>>>

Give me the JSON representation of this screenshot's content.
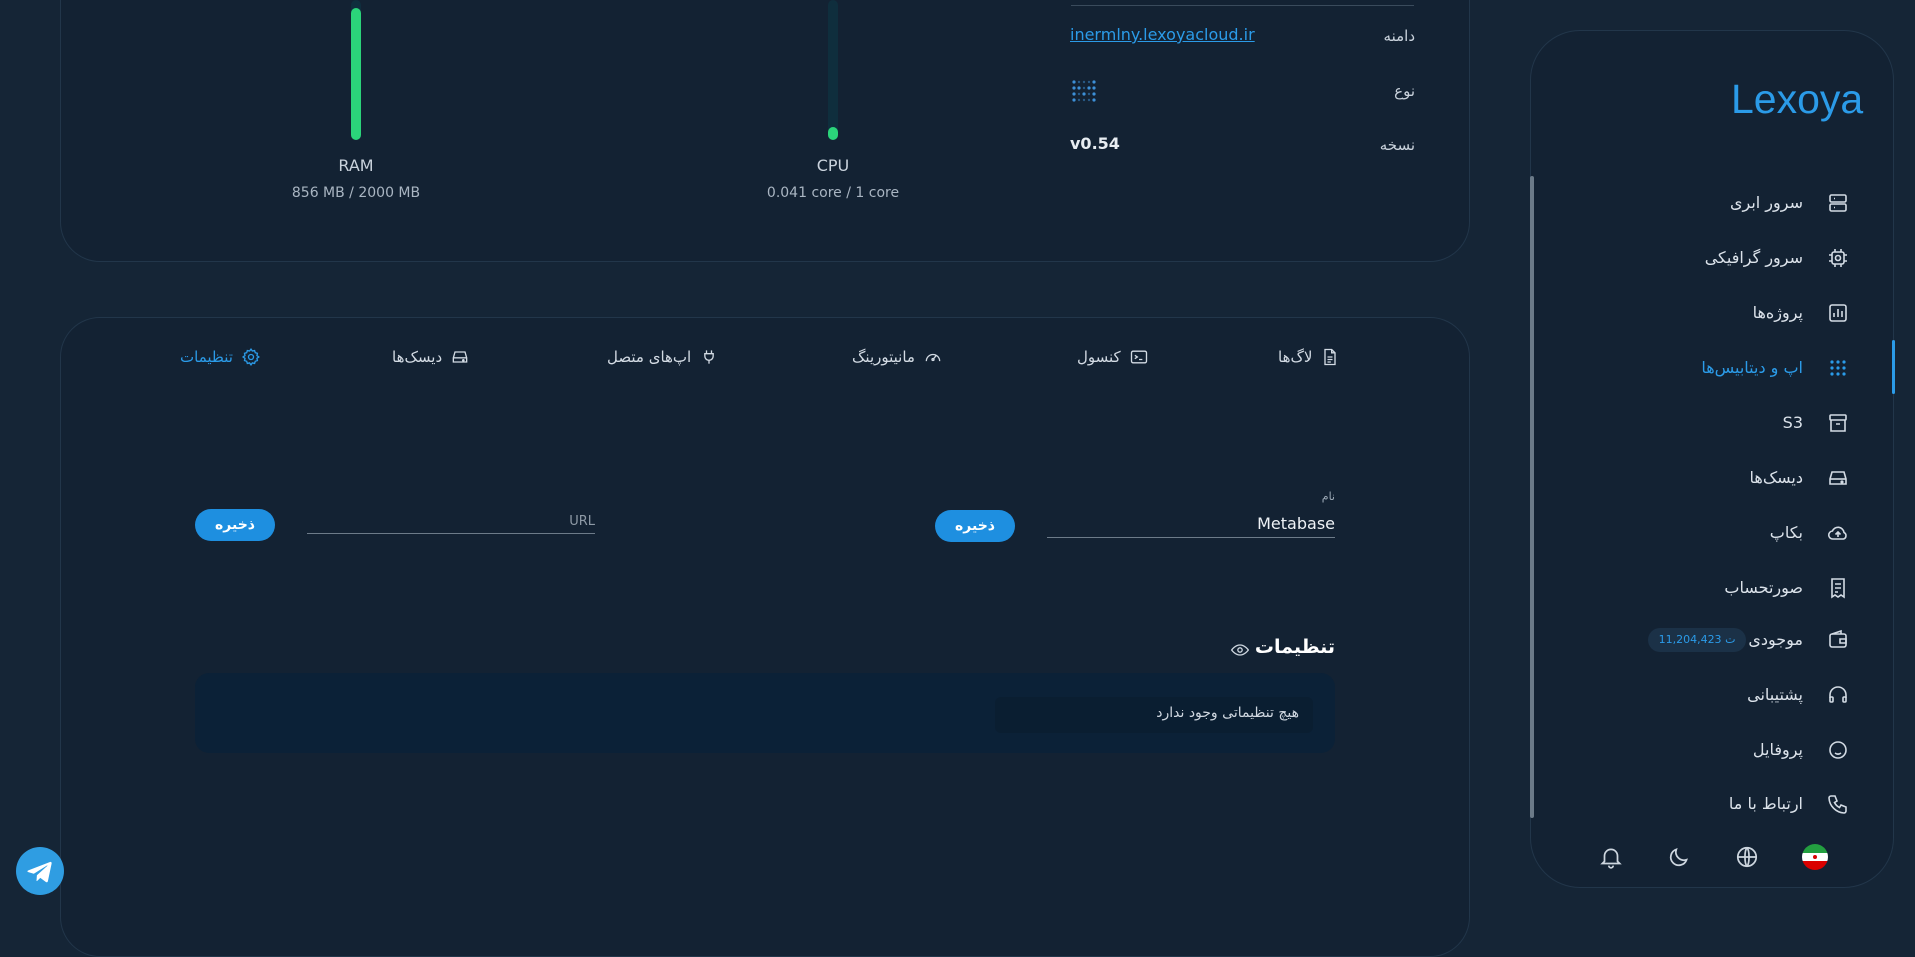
{
  "metrics": {
    "ram": {
      "label": "RAM",
      "value": "856 MB / 2000 MB",
      "fill_fraction": 0.428
    },
    "cpu": {
      "label": "CPU",
      "value": "0.041 core / 1 core",
      "fill_fraction": 0.041
    }
  },
  "info": {
    "domain": {
      "key": "دامنه",
      "value": "inermlny.lexoyacloud.ir"
    },
    "type": {
      "key": "نوع",
      "icon": "metabase-icon"
    },
    "version": {
      "key": "نسخه",
      "value": "v0.54"
    }
  },
  "tabs": [
    {
      "label": "لاگ‌ها",
      "icon": "log-file-icon"
    },
    {
      "label": "کنسول",
      "icon": "terminal-icon"
    },
    {
      "label": "مانیتورینگ",
      "icon": "gauge-icon"
    },
    {
      "label": "اپ‌های متصل",
      "icon": "plug-icon"
    },
    {
      "label": "دیسک‌ها",
      "icon": "disk-icon"
    },
    {
      "label": "تنظیمات",
      "icon": "gear-icon",
      "active": true
    }
  ],
  "form": {
    "name_label": "نام",
    "name_value": "Metabase",
    "url_placeholder": "URL",
    "save_label": "ذخیره"
  },
  "settings": {
    "title": "تنظیمات",
    "empty_text": "هیچ تنظیماتی وجود ندارد"
  },
  "sidebar": {
    "logo": "Lexoya",
    "items": [
      {
        "label": "سرور ابری",
        "icon": "server-icon"
      },
      {
        "label": "سرور گرافیکی",
        "icon": "chip-icon"
      },
      {
        "label": "پروژه‌ها",
        "icon": "chart-icon"
      },
      {
        "label": "اپ و دیتابیس‌ها",
        "icon": "grid-dots-icon",
        "active": true
      },
      {
        "label": "S3",
        "icon": "archive-icon"
      },
      {
        "label": "دیسک‌ها",
        "icon": "disk-icon"
      },
      {
        "label": "بکاپ",
        "icon": "cloud-upload-icon"
      },
      {
        "label": "صورتحساب",
        "icon": "receipt-icon"
      },
      {
        "label": "موجودی",
        "icon": "wallet-icon"
      },
      {
        "label": "پشتیبانی",
        "icon": "headset-icon"
      },
      {
        "label": "پروفایل",
        "icon": "face-icon"
      },
      {
        "label": "ارتباط با ما",
        "icon": "phone-icon"
      }
    ],
    "balance": "11,204,423 ت"
  },
  "colors": {
    "accent": "#2b9be8",
    "gauge": "#2bd47a",
    "background": "#152536"
  }
}
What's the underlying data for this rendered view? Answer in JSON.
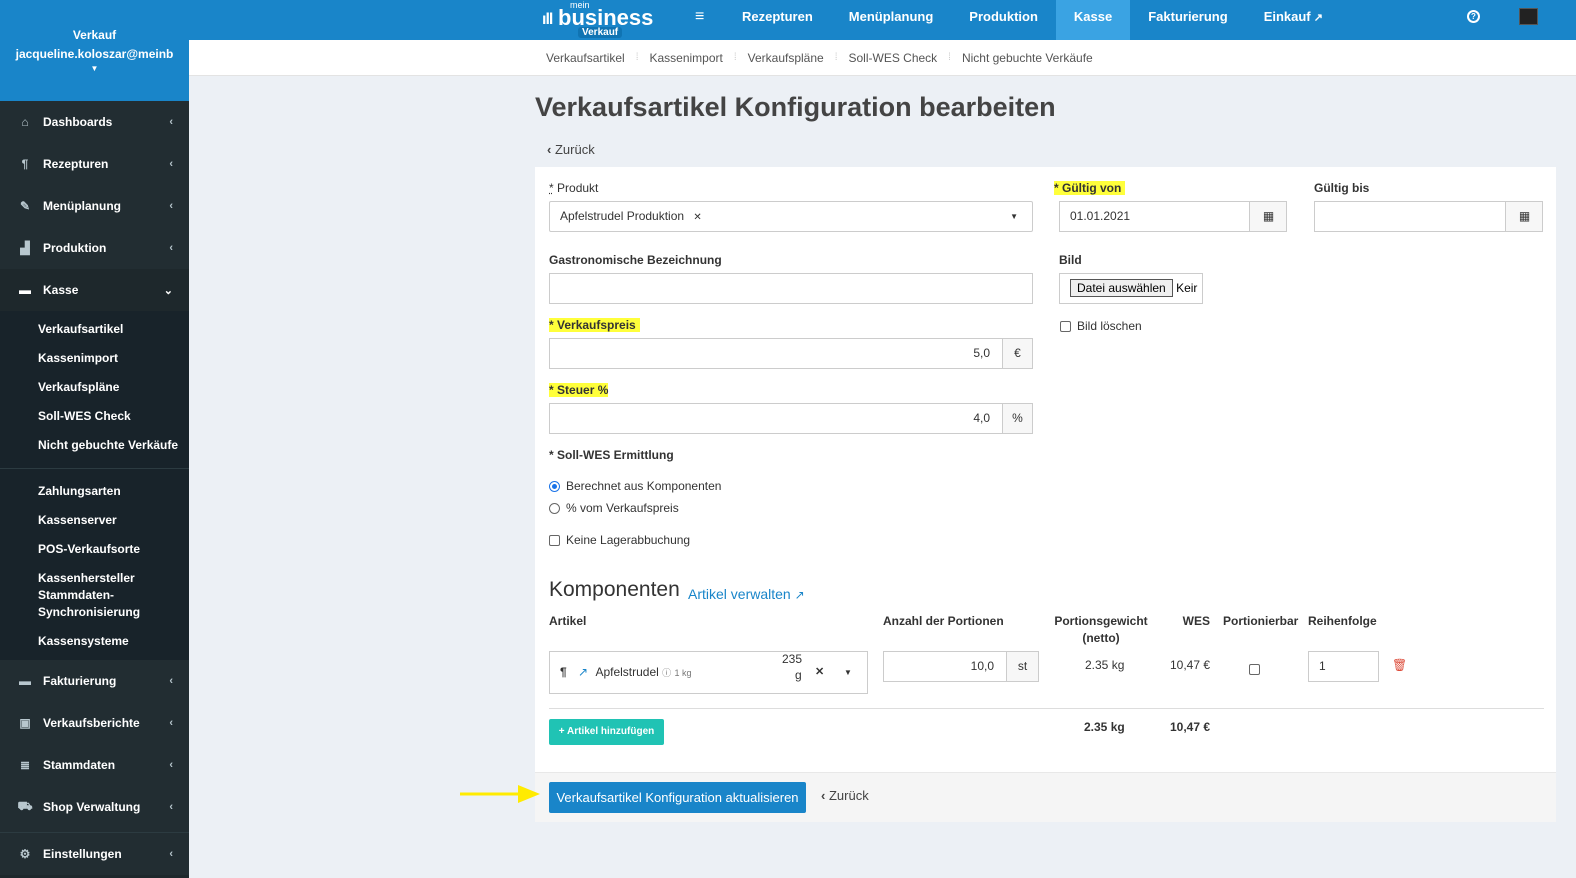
{
  "sidebar": {
    "user_role": "Verkauf",
    "user_email": "jacqueline.koloszar@meinb",
    "items": [
      {
        "label": "Dashboards",
        "icon": "home-icon"
      },
      {
        "label": "Rezepturen",
        "icon": "cutlery-icon"
      },
      {
        "label": "Menüplanung",
        "icon": "edit-icon"
      },
      {
        "label": "Produktion",
        "icon": "bar-chart-icon"
      },
      {
        "label": "Kasse",
        "icon": "credit-card-icon"
      }
    ],
    "kasse_sub": [
      "Verkaufsartikel",
      "Kassenimport",
      "Verkaufspläne",
      "Soll-WES Check",
      "Nicht gebuchte Verkäufe"
    ],
    "kasse_sub2": [
      "Zahlungsarten",
      "Kassenserver",
      "POS-Verkaufsorte",
      "Kassenhersteller Stammdaten-Synchronisierung",
      "Kassensysteme"
    ],
    "items_bottom": [
      {
        "label": "Fakturierung",
        "icon": "credit-card-icon"
      },
      {
        "label": "Verkaufsberichte",
        "icon": "money-icon"
      },
      {
        "label": "Stammdaten",
        "icon": "database-icon"
      },
      {
        "label": "Shop Verwaltung",
        "icon": "car-icon"
      },
      {
        "label": "Einstellungen",
        "icon": "gear-icon"
      }
    ]
  },
  "topbar": {
    "logo_mein": "mein",
    "logo_business": "business",
    "logo_badge": "Verkauf",
    "nav": [
      "Rezepturen",
      "Menüplanung",
      "Produktion",
      "Kasse",
      "Fakturierung",
      "Einkauf"
    ],
    "active": "Kasse"
  },
  "subnav": [
    "Verkaufsartikel",
    "Kassenimport",
    "Verkaufspläne",
    "Soll-WES Check",
    "Nicht gebuchte Verkäufe"
  ],
  "page": {
    "title": "Verkaufsartikel Konfiguration bearbeiten",
    "back": "Zurück"
  },
  "form": {
    "produkt_label": "Produkt",
    "produkt_value": "Apfelstrudel Produktion",
    "gueltig_von_label": "Gültig von",
    "gueltig_von_value": "01.01.2021",
    "gueltig_bis_label": "Gültig bis",
    "gueltig_bis_value": "",
    "gastro_label": "Gastronomische Bezeichnung",
    "gastro_value": "",
    "bild_label": "Bild",
    "file_button": "Datei auswählen",
    "file_status": "Keir",
    "bild_loeschen": "Bild löschen",
    "verkaufspreis_label": "Verkaufspreis",
    "verkaufspreis_value": "5,0",
    "currency": "€",
    "steuer_label": "Steuer %",
    "steuer_value": "4,0",
    "percent": "%",
    "sollwes_label": "Soll-WES Ermittlung",
    "radio_1": "Berechnet aus Komponenten",
    "radio_2": "% vom Verkaufspreis",
    "keine_lager": "Keine Lagerabbuchung",
    "required_mark": "*"
  },
  "komponenten": {
    "title": "Komponenten",
    "manage_link": "Artikel verwalten",
    "headers": {
      "artikel": "Artikel",
      "anzahl": "Anzahl der Portionen",
      "gewicht_1": "Portionsgewicht",
      "gewicht_2": "(netto)",
      "wes": "WES",
      "portionierbar": "Portionierbar",
      "reihenfolge": "Reihenfolge"
    },
    "row": {
      "name": "Apfelstrudel",
      "unit_info": "1 kg",
      "qty_top": "235",
      "qty_bottom": "g",
      "portions": "10,0",
      "portions_unit": "st",
      "weight": "2.35 kg",
      "wes": "10,47 €",
      "order": "1"
    },
    "totals": {
      "weight": "2.35 kg",
      "wes": "10,47 €"
    },
    "add_button": "Artikel hinzufügen"
  },
  "footer": {
    "submit": "Verkaufsartikel Konfiguration aktualisieren",
    "back": "Zurück"
  },
  "colors": {
    "brand": "#1985c9",
    "highlight": "#ffff3b",
    "add": "#20c3b4",
    "arrow": "#ffeb00"
  }
}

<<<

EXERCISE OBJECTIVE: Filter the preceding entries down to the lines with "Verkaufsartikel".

WRITTEN SOLUTION:
      "Verkaufsartikel",
    "Verkaufsartikel",
    "title": "Verkaufsartikel Konfiguration bearbeiten",
    "submit": "Verkaufsartikel Konfiguration aktualisieren",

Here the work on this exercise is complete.